You know, definitely, think about it. A number of teachers set that as a goal earlier this year in the Inner Circle and have achieved it and they're incredibly thankful for having their weekends back or at least one day of the weekends if they were teaching both. Maybe it's about some meditation. Maybe it's about saying three things you're thankful or positive about every morning when you wake up. Maybe it's about finding some new recipes for healthy food, and preparing and planning earlier in advance so you don't go for the cheap snacks. Perhaps you should reduce some caffeine. Maybe get more active. Maybe avoid screens in the bedroom. Maybe eat more fish, drink more water. I don't know, whatever it is, floss, get your eyes tested. Whatever it is, you know, these are things that we just don't give ourselves time to think about in the busy-ness of day-to-day. And that's why I've thoroughly enjoyed the work that we've done in our live events because you get that time with a whole group of people that are really passionate and we just can check out of reality for a day and focus on ourselves and our businesses.
And I hope that you can do the same thing with regard to this. If you're feeling a little bit overwhelmed at the moment with everything that's out there, I want you to really stop, set aside some time to get organized, because I know you're gonna be more productive, you're gonna achieve more, your students are gonna get more out of you because you're not gonna be stressed, you're gonna be able to devote more time to your family and hopefully you'll be able to build that studio that you're really looking for.

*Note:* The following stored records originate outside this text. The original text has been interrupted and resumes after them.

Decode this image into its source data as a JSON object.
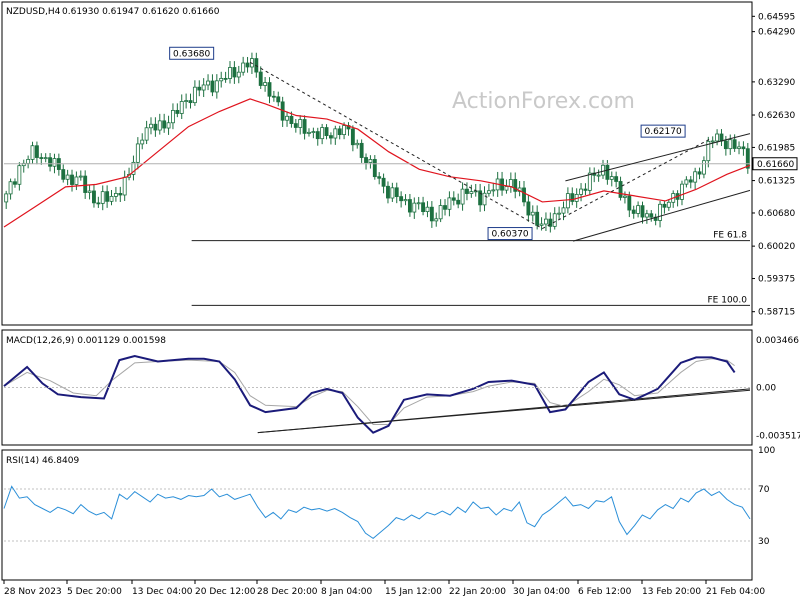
{
  "header": {
    "symbol": "NZDUSD,H4",
    "ohlc": "0.61930 0.61947 0.61620 0.61660"
  },
  "watermark": "ActionForex.com",
  "chart_data": [
    {
      "type": "candlestick",
      "title": "NZDUSD,H4",
      "ylim": [
        0.5845,
        0.6488
      ],
      "y_ticks": [
        "0.64595",
        "0.64290",
        "0.63290",
        "0.62630",
        "0.61985",
        "0.61325",
        "0.60680",
        "0.60020",
        "0.59375",
        "0.58715"
      ],
      "y_tick_values": [
        0.64595,
        0.6429,
        0.6329,
        0.6263,
        0.61985,
        0.61325,
        0.6068,
        0.6002,
        0.59375,
        0.58715
      ],
      "x_ticks": [
        "28 Nov 2023",
        "5 Dec 20:00",
        "13 Dec 04:00",
        "20 Dec 12:00",
        "28 Dec 20:00",
        "8 Jan 04:00",
        "15 Jan 12:00",
        "22 Jan 20:00",
        "30 Jan 04:00",
        "6 Feb 12:00",
        "13 Feb 20:00",
        "21 Feb 04:00"
      ],
      "current_price": "0.61660",
      "annotations": [
        {
          "label": "0.63680",
          "value": 0.6368
        },
        {
          "label": "0.60370",
          "value": 0.6037
        },
        {
          "label": "0.62170",
          "value": 0.6217
        },
        {
          "label": "FE 61.8",
          "value": 0.6013
        },
        {
          "label": "FE 100.0",
          "value": 0.5884
        }
      ],
      "close_path": [
        [
          0,
          0.609
        ],
        [
          2,
          0.616
        ],
        [
          4,
          0.619
        ],
        [
          6,
          0.617
        ],
        [
          8,
          0.614
        ],
        [
          10,
          0.613
        ],
        [
          12,
          0.609
        ],
        [
          14,
          0.61
        ],
        [
          16,
          0.613
        ],
        [
          18,
          0.623
        ],
        [
          20,
          0.624
        ],
        [
          22,
          0.626
        ],
        [
          24,
          0.63
        ],
        [
          26,
          0.632
        ],
        [
          28,
          0.633
        ],
        [
          30,
          0.635
        ],
        [
          32,
          0.6368
        ],
        [
          34,
          0.632
        ],
        [
          36,
          0.627
        ],
        [
          38,
          0.624
        ],
        [
          40,
          0.623
        ],
        [
          42,
          0.622
        ],
        [
          44,
          0.624
        ],
        [
          46,
          0.62
        ],
        [
          48,
          0.615
        ],
        [
          50,
          0.611
        ],
        [
          52,
          0.609
        ],
        [
          54,
          0.608
        ],
        [
          56,
          0.606
        ],
        [
          58,
          0.609
        ],
        [
          60,
          0.611
        ],
        [
          62,
          0.61
        ],
        [
          64,
          0.612
        ],
        [
          66,
          0.613
        ],
        [
          68,
          0.608
        ],
        [
          70,
          0.6037
        ],
        [
          72,
          0.607
        ],
        [
          74,
          0.61
        ],
        [
          76,
          0.613
        ],
        [
          78,
          0.616
        ],
        [
          80,
          0.611
        ],
        [
          82,
          0.607
        ],
        [
          84,
          0.606
        ],
        [
          86,
          0.608
        ],
        [
          88,
          0.612
        ],
        [
          90,
          0.614
        ],
        [
          92,
          0.6217
        ],
        [
          94,
          0.621
        ],
        [
          96,
          0.619
        ],
        [
          97,
          0.6166
        ]
      ],
      "series": [
        {
          "name": "",
          "color": "#e0141e",
          "values": [
            [
              0,
              0.604
            ],
            [
              4,
              0.608
            ],
            [
              8,
              0.612
            ],
            [
              12,
              0.6125
            ],
            [
              16,
              0.614
            ],
            [
              20,
              0.619
            ],
            [
              24,
              0.624
            ],
            [
              28,
              0.627
            ],
            [
              32,
              0.6295
            ],
            [
              34,
              0.6285
            ],
            [
              38,
              0.6262
            ],
            [
              42,
              0.6255
            ],
            [
              46,
              0.6235
            ],
            [
              50,
              0.619
            ],
            [
              54,
              0.6155
            ],
            [
              58,
              0.614
            ],
            [
              62,
              0.6132
            ],
            [
              66,
              0.612
            ],
            [
              70,
              0.609
            ],
            [
              74,
              0.6095
            ],
            [
              78,
              0.6112
            ],
            [
              82,
              0.6102
            ],
            [
              86,
              0.6092
            ],
            [
              90,
              0.6115
            ],
            [
              94,
              0.6145
            ],
            [
              97,
              0.6163
            ]
          ]
        }
      ]
    },
    {
      "type": "line",
      "title": "MACD(12,26,9) 0.001129 0.001598",
      "ylim": [
        -0.0042,
        0.0042
      ],
      "y_ticks": [
        "0.003466",
        "0.00",
        "-0.003517"
      ],
      "y_tick_values": [
        0.003466,
        0,
        -0.003517
      ],
      "series": [
        {
          "name": "",
          "color": "#1b1b7a",
          "values": [
            [
              0,
              0.0001
            ],
            [
              3,
              0.0015
            ],
            [
              5,
              0.0003
            ],
            [
              7,
              -0.0005
            ],
            [
              10,
              -0.0007
            ],
            [
              13,
              -0.0008
            ],
            [
              15,
              0.002
            ],
            [
              17,
              0.0023
            ],
            [
              20,
              0.0019
            ],
            [
              24,
              0.0021
            ],
            [
              26,
              0.0021
            ],
            [
              28,
              0.0019
            ],
            [
              30,
              0.0006
            ],
            [
              32,
              -0.0013
            ],
            [
              34,
              -0.0018
            ],
            [
              38,
              -0.0015
            ],
            [
              40,
              -0.0004
            ],
            [
              42,
              -0.0001
            ],
            [
              44,
              -0.0004
            ],
            [
              46,
              -0.0022
            ],
            [
              48,
              -0.0033
            ],
            [
              50,
              -0.0028
            ],
            [
              52,
              -0.0009
            ],
            [
              55,
              -0.0005
            ],
            [
              58,
              -0.0006
            ],
            [
              61,
              -0.0001
            ],
            [
              63,
              0.0004
            ],
            [
              66,
              0.0005
            ],
            [
              69,
              0.0002
            ],
            [
              71,
              -0.0018
            ],
            [
              73,
              -0.0016
            ],
            [
              76,
              0.0004
            ],
            [
              78,
              0.0011
            ],
            [
              80,
              -0.0005
            ],
            [
              82,
              -0.0009
            ],
            [
              85,
              -0.0001
            ],
            [
              88,
              0.0018
            ],
            [
              90,
              0.0022
            ],
            [
              92,
              0.0022
            ],
            [
              94,
              0.0019
            ],
            [
              95,
              0.0011
            ]
          ]
        },
        {
          "name": "",
          "color": "#a7a7a7",
          "values": [
            [
              0,
              0.0001
            ],
            [
              3,
              0.0011
            ],
            [
              6,
              0.0005
            ],
            [
              9,
              -0.0004
            ],
            [
              12,
              -0.0006
            ],
            [
              14,
              0.0005
            ],
            [
              17,
              0.0018
            ],
            [
              20,
              0.0019
            ],
            [
              24,
              0.002
            ],
            [
              28,
              0.0019
            ],
            [
              30,
              0.0011
            ],
            [
              32,
              -0.0006
            ],
            [
              34,
              -0.0013
            ],
            [
              38,
              -0.0014
            ],
            [
              40,
              -0.0007
            ],
            [
              42,
              -0.0002
            ],
            [
              44,
              -0.0003
            ],
            [
              46,
              -0.0014
            ],
            [
              48,
              -0.0027
            ],
            [
              50,
              -0.0027
            ],
            [
              52,
              -0.0015
            ],
            [
              55,
              -0.0007
            ],
            [
              58,
              -0.0006
            ],
            [
              61,
              -0.0003
            ],
            [
              63,
              0.0001
            ],
            [
              66,
              0.0004
            ],
            [
              69,
              0.0003
            ],
            [
              71,
              -0.0011
            ],
            [
              73,
              -0.0014
            ],
            [
              76,
              -0.0003
            ],
            [
              78,
              0.0006
            ],
            [
              80,
              0.0002
            ],
            [
              82,
              -0.0006
            ],
            [
              85,
              -0.0004
            ],
            [
              88,
              0.0011
            ],
            [
              90,
              0.0019
            ],
            [
              92,
              0.0021
            ],
            [
              94,
              0.002
            ],
            [
              95,
              0.0016
            ]
          ]
        }
      ]
    },
    {
      "type": "line",
      "title": "RSI(14) 46.8409",
      "ylim": [
        0,
        100
      ],
      "y_ticks": [
        "100",
        "70",
        "30",
        "0"
      ],
      "y_tick_values": [
        100,
        70,
        30,
        0
      ],
      "series": [
        {
          "name": "",
          "color": "#2b8fd8",
          "values": [
            [
              0,
              55
            ],
            [
              1,
              72
            ],
            [
              2,
              63
            ],
            [
              3,
              64
            ],
            [
              4,
              58
            ],
            [
              5,
              55
            ],
            [
              6,
              52
            ],
            [
              7,
              56
            ],
            [
              8,
              54
            ],
            [
              9,
              51
            ],
            [
              10,
              58
            ],
            [
              11,
              53
            ],
            [
              12,
              50
            ],
            [
              13,
              52
            ],
            [
              14,
              47
            ],
            [
              15,
              66
            ],
            [
              16,
              62
            ],
            [
              17,
              68
            ],
            [
              18,
              64
            ],
            [
              19,
              60
            ],
            [
              20,
              66
            ],
            [
              21,
              63
            ],
            [
              22,
              64
            ],
            [
              23,
              62
            ],
            [
              24,
              65
            ],
            [
              25,
              64
            ],
            [
              26,
              65
            ],
            [
              27,
              70
            ],
            [
              28,
              64
            ],
            [
              29,
              66
            ],
            [
              30,
              62
            ],
            [
              31,
              64
            ],
            [
              32,
              66
            ],
            [
              33,
              56
            ],
            [
              34,
              48
            ],
            [
              35,
              52
            ],
            [
              36,
              47
            ],
            [
              37,
              54
            ],
            [
              38,
              52
            ],
            [
              39,
              56
            ],
            [
              40,
              54
            ],
            [
              41,
              55
            ],
            [
              42,
              53
            ],
            [
              43,
              55
            ],
            [
              44,
              52
            ],
            [
              45,
              48
            ],
            [
              46,
              45
            ],
            [
              47,
              36
            ],
            [
              48,
              32
            ],
            [
              49,
              37
            ],
            [
              50,
              42
            ],
            [
              51,
              48
            ],
            [
              52,
              46
            ],
            [
              53,
              50
            ],
            [
              54,
              47
            ],
            [
              55,
              52
            ],
            [
              56,
              50
            ],
            [
              57,
              53
            ],
            [
              58,
              50
            ],
            [
              59,
              56
            ],
            [
              60,
              52
            ],
            [
              61,
              60
            ],
            [
              62,
              55
            ],
            [
              63,
              56
            ],
            [
              64,
              50
            ],
            [
              65,
              55
            ],
            [
              66,
              53
            ],
            [
              67,
              60
            ],
            [
              68,
              44
            ],
            [
              69,
              41
            ],
            [
              70,
              50
            ],
            [
              71,
              54
            ],
            [
              72,
              59
            ],
            [
              73,
              64
            ],
            [
              74,
              57
            ],
            [
              75,
              58
            ],
            [
              76,
              55
            ],
            [
              77,
              61
            ],
            [
              78,
              60
            ],
            [
              79,
              64
            ],
            [
              80,
              45
            ],
            [
              81,
              35
            ],
            [
              82,
              42
            ],
            [
              83,
              50
            ],
            [
              84,
              47
            ],
            [
              85,
              54
            ],
            [
              86,
              58
            ],
            [
              87,
              55
            ],
            [
              88,
              63
            ],
            [
              89,
              60
            ],
            [
              90,
              67
            ],
            [
              91,
              70
            ],
            [
              92,
              65
            ],
            [
              93,
              68
            ],
            [
              94,
              62
            ],
            [
              95,
              58
            ],
            [
              96,
              56
            ],
            [
              97,
              47
            ]
          ]
        }
      ],
      "levels": [
        70,
        30
      ]
    }
  ]
}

I hope today's episode has been useful to you. Again, if you're looking for show notes, they're at dev.topmusic.co/episode69. It's been a pleasure talking with you and I hope if you've been having a little bit of a walk today, well done, while you've been listening. If you've been doing the housework, I often do the cooking, actually, while I listen to other people's webinars. Whatever you've been doing, I hope you've been productive. And until next week, all the best with your teaching.
What do you do when you feel overwhelmed?
Did any of today’s tips help you see something in a different light? What’s your overarching teaching philosophy?
What do you do to stay healthy and feel balanced?